Jan Royall on the key issues taking over the final sessions of Committee on the Modern Slavery Bill
Modern slavery is rightly at the top of the human rights agenda. There are approximately 29.8 million men, women and children trafficked and enslaved across the world, with up to 13,000 potential victims in the UK. And the Home Secretary recently hosted the Santa Marta conference alongside the head of the Roman Catholic Church in England and Wales and the Commissioner of the Metropolitan Police.
This week, as part of the UK’s determination to focus more on victims whilst bringing more perpetrators of this evil crime to justice, the House of Lords will have its final two days of Committee on the Modern Slavery Bill. The legislation as it stands is good but through our proposed amendments, Labour is striving to ensure maximum effect.
Later today, we will continue our deliberations on the role of the new, Anti-slavery Commissioner. Ministers, rather surprisingly, have so far failed to respond positively to demands from all benches to make the Commissioner truly independent – a matter of both propriety and perception – so we are set to bring the issue back at Report stage. But we’re also seeking to widen the role, so that victim protection is at its core – a view advocated by NGOs with great experience in this area, as well as the Joint Committee on the draft Bill. I simply can’t understand why the government is so reluctant to follow some of the tried and tested practices of similar roles around the world, including the Dutch Commissioner.
I will also be backing an amendment tabled by Lord McColl and Baroness Butler-Sloss on child trafficking advocates. This must be the fourth time that I’ve spoken to an amendment tabled by these two colleagues, both of whom have been truly indefatigable in attempting to introduce such advocates. At first, the government was seemingly unconvinced but pressure led to an agreement on two pilot schemes. And there is now an enabling provision in the Bill and a requirement that advocates act in the child’s best interests. Good, but not good enough. They also need legal powers, so they can effectively act in the child’s best interests and truly protect them.
Experience of members of the Refugee Children’s Consortium, and research conducted by The Children’s Society and the Refugee Council, found that local authorities often fail to understand, prioritise and adequately respond to trafficked children’s needs. This all too often results in them falling through the gaps and being housed in inappropriate, unsafe accommodation and receiving inadequate adult support. A legal advocate with powers to compel the council to act is vital to ensuring that these children are properly assessed and supported. It has taken a great deal of determination and diligence to get Ministers to the position they are in, but they need to move further to truly deliver for these most vulnerable of children.

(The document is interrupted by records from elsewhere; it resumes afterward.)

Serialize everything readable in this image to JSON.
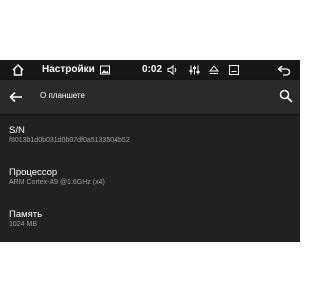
{
  "status_bar": {
    "title": "Настройки",
    "time": "0:02",
    "icons": [
      "home-icon",
      "gallery-icon",
      "volume-icon",
      "sliders-icon",
      "eject-icon",
      "minimize-icon",
      "back-arrow-icon"
    ]
  },
  "app_bar": {
    "title": "О планшете",
    "icons": [
      "arrow-back-icon",
      "search-icon"
    ]
  },
  "items": [
    {
      "title": "S/N",
      "value": "f8013b1d0b031d0b07df0a5133504b52"
    },
    {
      "title": "Процессор",
      "value": "ARM Cortex-A9 @1.6GHz (x4)"
    },
    {
      "title": "Память",
      "value": "1024 MB"
    }
  ],
  "colors": {
    "background": "#212121",
    "status_bar": "#161616",
    "app_bar": "#2a2a2a",
    "primary_text": "#ffffff",
    "secondary_text": "#9e9e9e"
  }
}
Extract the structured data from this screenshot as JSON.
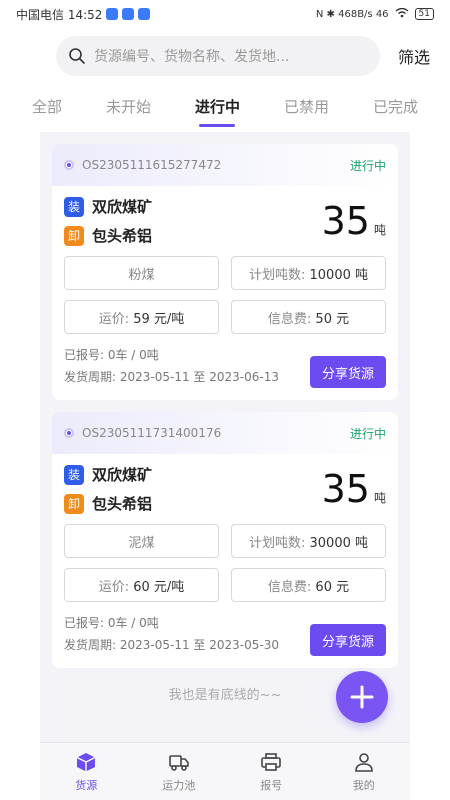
{
  "status_bar": {
    "carrier_time": "中国电信 14:52",
    "right_info": "N ✱ 468B/s 46 ",
    "battery": "51"
  },
  "search": {
    "placeholder": "货源编号、货物名称、发货地...",
    "filter_label": "筛选"
  },
  "tabs": [
    {
      "label": "全部"
    },
    {
      "label": "未开始"
    },
    {
      "label": "进行中"
    },
    {
      "label": "已禁用"
    },
    {
      "label": "已完成"
    }
  ],
  "cards": [
    {
      "order_no": "OS2305111615277472",
      "status": "进行中",
      "load_tag": "装",
      "load_place": "双欣煤矿",
      "unload_tag": "卸",
      "unload_place": "包头希铝",
      "qty": "35",
      "qty_unit": "吨",
      "cargo": "粉煤",
      "plan_label": "计划吨数:",
      "plan_value": "10000 吨",
      "price_label": "运价:",
      "price_value": "59 元/吨",
      "fee_label": "信息费:",
      "fee_value": "50 元",
      "reported": "已报号: 0车 / 0吨",
      "period": "发货周期: 2023-05-11 至 2023-06-13",
      "share_label": "分享货源"
    },
    {
      "order_no": "OS2305111731400176",
      "status": "进行中",
      "load_tag": "装",
      "load_place": "双欣煤矿",
      "unload_tag": "卸",
      "unload_place": "包头希铝",
      "qty": "35",
      "qty_unit": "吨",
      "cargo": "泥煤",
      "plan_label": "计划吨数:",
      "plan_value": "30000 吨",
      "price_label": "运价:",
      "price_value": "60 元/吨",
      "fee_label": "信息费:",
      "fee_value": "60 元",
      "reported": "已报号: 0车 / 0吨",
      "period": "发货周期: 2023-05-11 至 2023-05-30",
      "share_label": "分享货源"
    }
  ],
  "end_text": "我也是有底线的~~",
  "bottom_nav": [
    {
      "label": "货源",
      "icon": "box-icon"
    },
    {
      "label": "运力池",
      "icon": "truck-icon"
    },
    {
      "label": "报号",
      "icon": "printer-icon"
    },
    {
      "label": "我的",
      "icon": "user-icon"
    }
  ],
  "colors": {
    "accent": "#6c4cf1",
    "status_green": "#1aa56a",
    "load_blue": "#2f5ce8",
    "unload_orange": "#f08a1d"
  }
}
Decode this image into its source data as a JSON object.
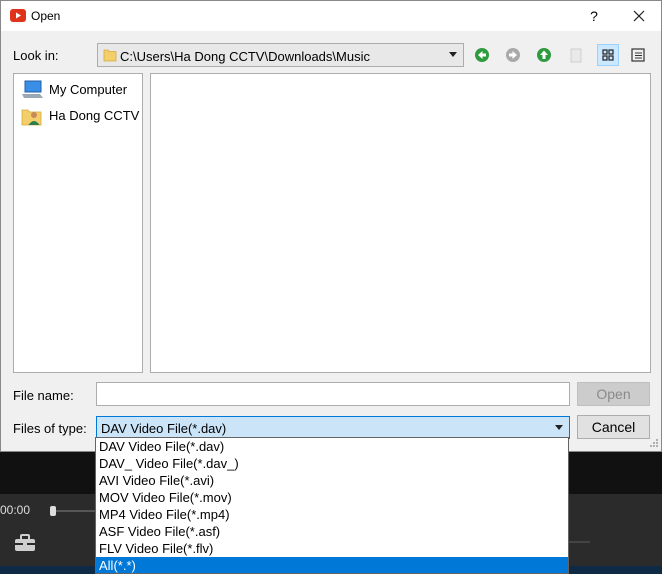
{
  "background_app": {
    "time_readout": "00:00"
  },
  "dialog": {
    "title": "Open",
    "help_label": "?",
    "look_in": {
      "label": "Look in:",
      "path": "C:\\Users\\Ha Dong CCTV\\Downloads\\Music"
    },
    "toolbar_icons": [
      "back-icon",
      "forward-icon",
      "up-folder-icon",
      "new-folder-icon",
      "detail-view-icon",
      "list-view-icon"
    ],
    "sidebar": {
      "items": [
        {
          "label": "My Computer",
          "icon": "computer-icon"
        },
        {
          "label": "Ha Dong CCTV",
          "icon": "user-folder-icon"
        }
      ]
    },
    "file_name": {
      "label": "File name:",
      "value": ""
    },
    "open_button": "Open",
    "files_of_type": {
      "label": "Files of type:",
      "selected": "DAV Video File(*.dav)",
      "options": [
        "DAV Video File(*.dav)",
        "DAV_ Video File(*.dav_)",
        "AVI Video File(*.avi)",
        "MOV Video File(*.mov)",
        "MP4 Video File(*.mp4)",
        "ASF Video File(*.asf)",
        "FLV Video File(*.flv)",
        "All(*.*)"
      ],
      "highlighted_index": 7
    },
    "cancel_button": "Cancel"
  },
  "colors": {
    "accent": "#0078d7",
    "combo_focus": "#cce4f7",
    "nav_green": "#2e9b3e",
    "title_icon_red": "#e0331c"
  }
}
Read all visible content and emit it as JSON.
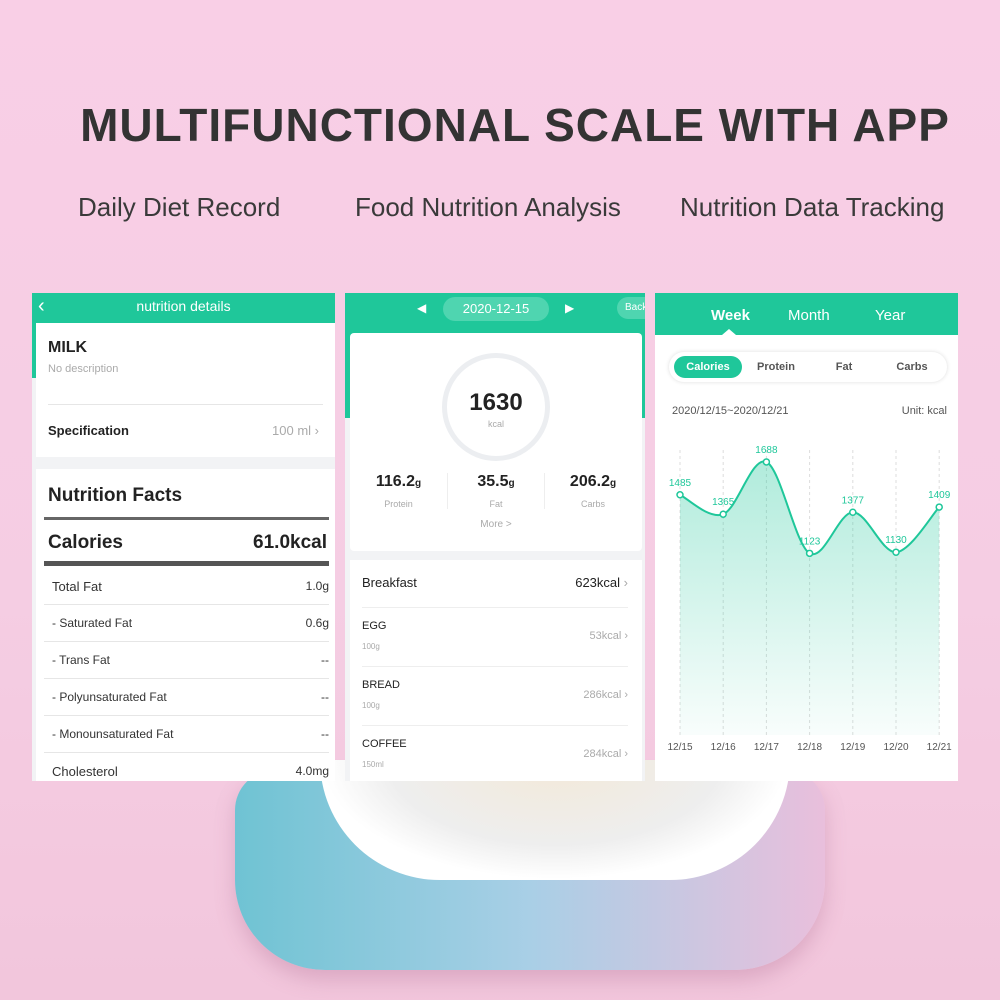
{
  "headline": "MULTIFUNCTIONAL SCALE WITH APP",
  "features": [
    "Daily Diet Record",
    "Food Nutrition Analysis",
    "Nutrition Data Tracking"
  ],
  "accent": "#1fc79a",
  "left": {
    "header": "nutrition details",
    "back_icon": "chevron-left",
    "food": "MILK",
    "desc": "No description",
    "spec_label": "Specification",
    "spec_value": "100 ml",
    "facts_title": "Nutrition Facts",
    "cal_label": "Calories",
    "cal_value": "61.0kcal",
    "rows": [
      {
        "label": "Total Fat",
        "value": "1.0g"
      },
      {
        "label": "- Saturated Fat",
        "value": "0.6g"
      },
      {
        "label": "- Trans Fat",
        "value": "--"
      },
      {
        "label": "- Polyunsaturated Fat",
        "value": "--"
      },
      {
        "label": "- Monounsaturated Fat",
        "value": "--"
      },
      {
        "label": "Cholesterol",
        "value": "4.0mg"
      }
    ]
  },
  "middle": {
    "date": "2020-12-15",
    "back": "Back",
    "total": "1630",
    "unit": "kcal",
    "macros": [
      {
        "value": "116.2",
        "unit": "g",
        "label": "Protein"
      },
      {
        "value": "35.5",
        "unit": "g",
        "label": "Fat"
      },
      {
        "value": "206.2",
        "unit": "g",
        "label": "Carbs"
      }
    ],
    "more": "More >",
    "meal": "Breakfast",
    "meal_kcal": "623kcal",
    "foods": [
      {
        "name": "EGG",
        "qty": "100g",
        "kcal": "53kcal"
      },
      {
        "name": "BREAD",
        "qty": "100g",
        "kcal": "286kcal"
      },
      {
        "name": "COFFEE",
        "qty": "150ml",
        "kcal": "284kcal"
      }
    ]
  },
  "right": {
    "tabs": [
      "Week",
      "Month",
      "Year"
    ],
    "active_tab": "Week",
    "pills": [
      "Calories",
      "Protein",
      "Fat",
      "Carbs"
    ],
    "active_pill": "Calories",
    "range": "2020/12/15~2020/12/21",
    "unit": "Unit: kcal"
  },
  "chart_data": {
    "type": "area",
    "x": [
      "12/15",
      "12/16",
      "12/17",
      "12/18",
      "12/19",
      "12/20",
      "12/21"
    ],
    "values": [
      1485,
      1365,
      1688,
      1123,
      1377,
      1130,
      1409
    ],
    "ylim": [
      0,
      1700
    ],
    "grid": "vertical dashed",
    "color": "#1fc79a"
  }
}
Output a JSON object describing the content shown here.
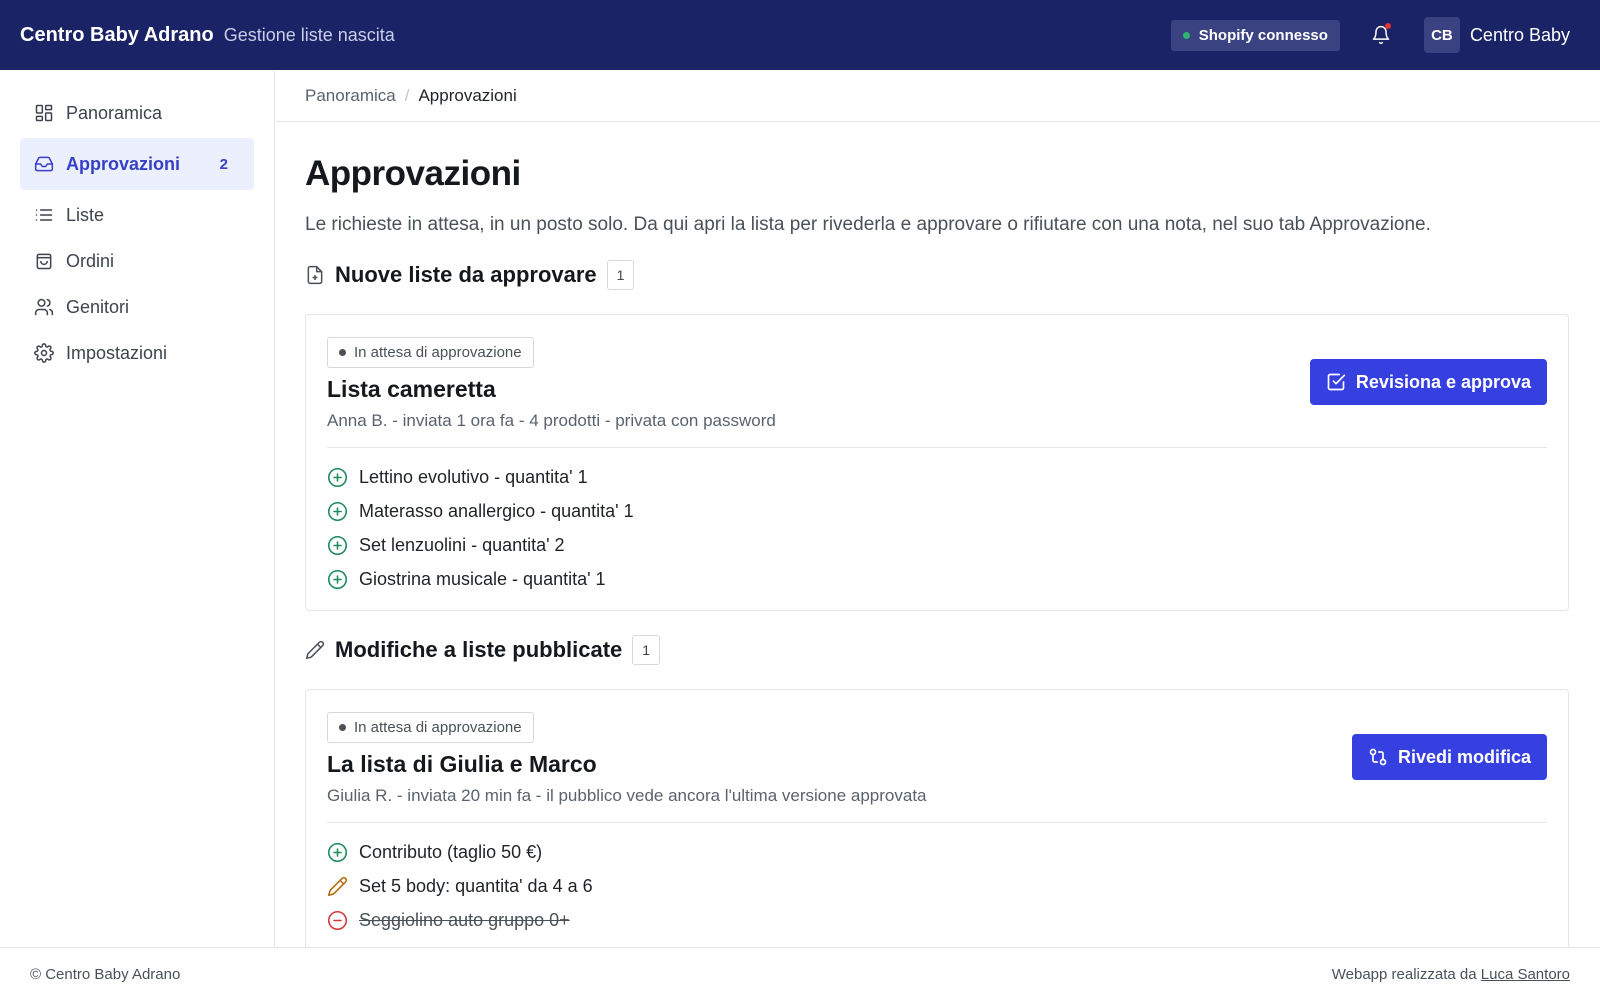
{
  "header": {
    "brand": "Centro Baby Adrano",
    "subtitle": "Gestione liste nascita",
    "shopify_status": "Shopify connesso",
    "user_initials": "CB",
    "user_name": "Centro Baby",
    "colors": {
      "bar": "#1a2366",
      "accent": "#3640e0",
      "connected": "#2fb36e",
      "notification": "#e03434"
    }
  },
  "sidebar": {
    "items": [
      {
        "label": "Panoramica",
        "icon": "grid-icon"
      },
      {
        "label": "Approvazioni",
        "icon": "inbox-icon",
        "count": "2",
        "active": true
      },
      {
        "label": "Liste",
        "icon": "list-icon"
      },
      {
        "label": "Ordini",
        "icon": "shopping-bag-icon"
      },
      {
        "label": "Genitori",
        "icon": "users-icon"
      },
      {
        "label": "Impostazioni",
        "icon": "gear-icon"
      }
    ]
  },
  "breadcrumb": {
    "parent": "Panoramica",
    "separator": "/",
    "current": "Approvazioni"
  },
  "page": {
    "title": "Approvazioni",
    "description": "Le richieste in attesa, in un posto solo. Da qui apri la lista per rivederla e approvare o rifiutare con una nota, nel suo tab Approvazione."
  },
  "sections": [
    {
      "title": "Nuove liste da approvare",
      "count": "1",
      "icon": "file-plus-icon",
      "card": {
        "status": "In attesa di approvazione",
        "title": "Lista cameretta",
        "meta": "Anna B. - inviata 1 ora fa - 4 prodotti - privata con password",
        "action": "Revisiona e approva",
        "action_icon": "check-square-icon",
        "items": [
          {
            "text": "Lettino evolutivo - quantita' 1",
            "type": "added"
          },
          {
            "text": "Materasso anallergico - quantita' 1",
            "type": "added"
          },
          {
            "text": "Set lenzuolini - quantita' 2",
            "type": "added"
          },
          {
            "text": "Giostrina musicale - quantita' 1",
            "type": "added"
          }
        ]
      }
    },
    {
      "title": "Modifiche a liste pubblicate",
      "count": "1",
      "icon": "pencil-icon",
      "card": {
        "status": "In attesa di approvazione",
        "title": "La lista di Giulia e Marco",
        "meta": "Giulia R. - inviata 20 min fa - il pubblico vede ancora l'ultima versione approvata",
        "action": "Rivedi modifica",
        "action_icon": "git-compare-icon",
        "items": [
          {
            "text": "Contributo (taglio 50 €)",
            "type": "added"
          },
          {
            "text": "Set 5 body: quantita' da 4 a 6",
            "type": "modified"
          },
          {
            "text": "Seggiolino auto gruppo 0+",
            "type": "removed"
          }
        ]
      }
    }
  ],
  "footer": {
    "copyright": "© Centro Baby Adrano",
    "credit_prefix": "Webapp realizzata da",
    "credit_link": "Luca Santoro"
  }
}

Later this week, on the final day of Committee, Peers will address extending the remit of the Gangmasters’ Licence Authority, the desperate need for protection from slavery for overseas domestic workers, and a strengthening of the requirement for businesses to report on forced labour in their supply chains. As with so much in the Bill, the current drafting is welcome but Peers on all sides rightly feel that we must not waste this opportunity to do everything possible to end the heinous practice of modern slavery.
Baroness Jan Royall of Blaisdon is Shadow Leader of the House of Lords. She tweets @LabourRoyall
Published 8th December 2014